Freeholder Vicari Named Board Director for 2014;
Freeholder Bartlett Named Deputy Director
TOMS RIVER - Stressing teamwork, stability and opportunity, the Ocean County Board of Chosen Freeholders organized Jan. 6 for the New Year naming Freeholder Joseph H. Vicari its Director and swearing in Freeholders John P. Kelly and James F. Lacey to their eighth three-year terms on the Board.
"I want to congratulate my colleagues Jack Kelly and Jim Lacey as they return to the dais to begin serving new three year terms on the Board of Freeholders," Vicari said shortly after being named Director for 2014. "Each has served on this Board since first elected in 1993 and both have worked tirelessly for the citizens of this great County."
In setting the goals for 2014, Vicari said the Board of Freeholders will continue with the work needed to recover from Superstorm Sandy which hit in October 2012 while also providing educational and employment opportunities for residents and business owners. He also stressed there would be no surprises when it comes to the 2014 county budget and county property taxes.
"In 2013 we faced many unprecedented challenges and while it may have been a difficult year we were still able to provide quality services and programs to the nearly 600,000 people that call Ocean County home," Vicari said. "Despite the challenges that came with Superstorm Sandy in 2012, including a substantial decrease in our ratable base, a fractured infrastructure and devastating loss to thousands of our residents, Ocean County government persevered.
"And, with all they withstood, our residents and our businesses have not lost hope," he said.
He noted that past planning practices especially the board's conservative fiscal policies allowed for the continuation of services and programs that are relied upon by residents and taxpayers.

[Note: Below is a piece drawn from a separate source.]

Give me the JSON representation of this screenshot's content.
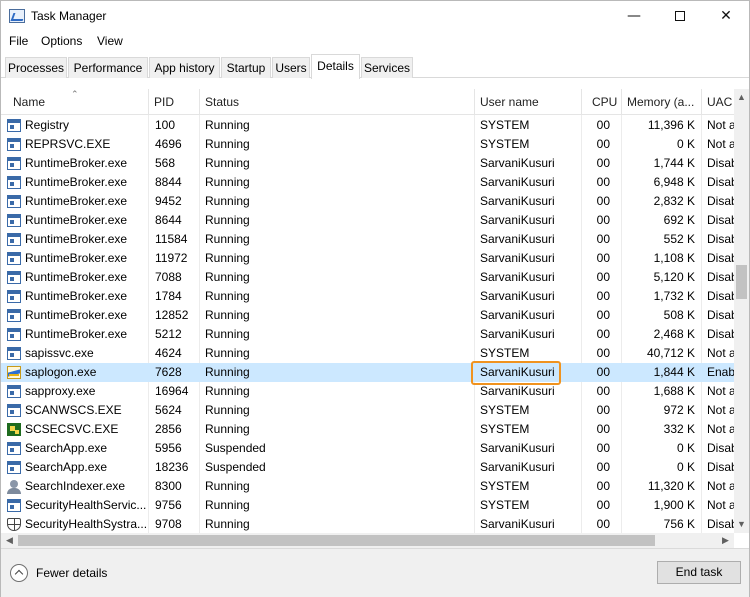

"From home delivered meals to community outreach through our library systems, the Ocean County Board of Chosen Freeholders continued its ongoing pledge to be there for all its citizens," Vicari said.
He added that even in the face of financial challenges, the Board, with the leadership of Freeholder John Bartlett was able to maintain a AAA bond rating – the highest possible rating "which truly highlights that our approach to finances works in Ocean County and it works well."
Vicari said that the creation of the Office of Tourism and Business Development will work with seasonal and year-round businesses in an effort to make them more successful in the New Year.
"Tourism brings in more than $4 billion each year and helps to create upwards of 70,000 jobs in Ocean County," Vicari said. "This year, in an effort to look at the industry as a year-round industry, I have combined the office of Tourism with Business Development.
"We will work to secure grants for businesses so they can flourish again," Vicari said. "In a county, where mom and pop businesses are the backbone of the economy, I will step up efforts to help."
Vicari also noted the importance of Joint Base – McGuire, Dix, Lakehurst as it relates to homeland security and to Ocean County's economy.
"I will continue to also work with Joint Base – McGuire, Dix, Lakehurst to tap into the economic value of this base, encouraging its workers and military personnel stationed there to be a greater part of Ocean County," Vicari said.
Vicari added that residents can find educational opportunities within Ocean County that will provide the tools for lifelong skills.
"The Ocean County Vocational Technical Schools are nationally recognized," Vicari said. "Whether the MATES program, our culinary program, the arts or learning a trade, the various skills taught at each center is a lifelong learning tool that will help our students and adults secure better jobs and provide more opportunities."
He also highlighted the four-year partnership that Ocean County College now has in place with Kean University that gives students the chance to get a four-year degree that is affordable, that is convenient and that is respected.
"Education is so very important today and this Board has made every effort to give our citizens the ability to tap into higher education possibilities," he said. "Ocean County will not be a place of high unemployment and small dreams."
As Vicari pledged to continue the teamwork that exists amongst the Board of Freeholders, his colleagues pledged to do the same.
"I appreciate the support I have received and look forward to working with this Board in the New Year," Freeholder Kelly said.
Freeholder Lacey added that Ocean County government employees help make the Board successful as they work to deliver the programs and services that impact county residents.
"2013 was a difficult year, people are struggling, businesses are struggling," Lacey said. "We are aware of that and we will continue to do all we can to help."
Freeholder John C. Bartlett Jr., who is serving his 35th consecutive year on the Board, and was named the 2014 Deputy Director, said the county works as both a family and a team.
"This is a team and we work together," Bartlett said.
He noted that in 2013, the efforts of the County to remove 1.5 million cubic yards of debris from roadways and rights of way following Superstorm Sandy came under criticism by some.
"And yet, we paid for the cleanup without having to borrow the money, we did this to put some order back into towns devastated by the storm, to help with public safety and to get the storm recovery underway," he said. "We were able to help our towns that are now in the process of paying us back and we were able to do this because of sound financial planning."
Freeholder Gerry P. Little said the County is successful because it is a team.
"We work together for the good of all of our residents," Little said. "We will continue to do this in 2014."